─── Data section ───

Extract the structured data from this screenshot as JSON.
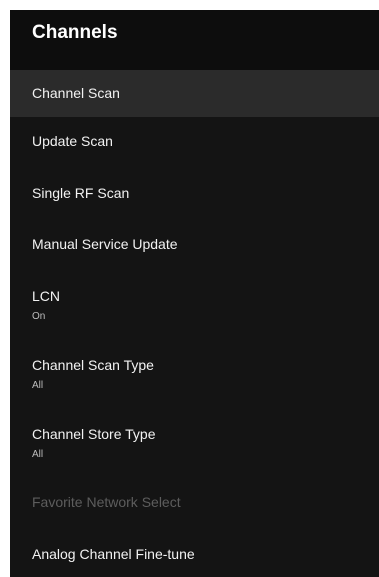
{
  "header": {
    "title": "Channels"
  },
  "menu": {
    "items": [
      {
        "label": "Channel Scan"
      },
      {
        "label": "Update Scan"
      },
      {
        "label": "Single RF Scan"
      },
      {
        "label": "Manual Service Update"
      },
      {
        "label": "LCN",
        "value": "On"
      },
      {
        "label": "Channel Scan Type",
        "value": "All"
      },
      {
        "label": "Channel Store Type",
        "value": "All"
      },
      {
        "label": "Favorite Network Select"
      },
      {
        "label": "Analog Channel Fine-tune"
      }
    ]
  }
}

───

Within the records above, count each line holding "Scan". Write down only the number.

Response to this task:
4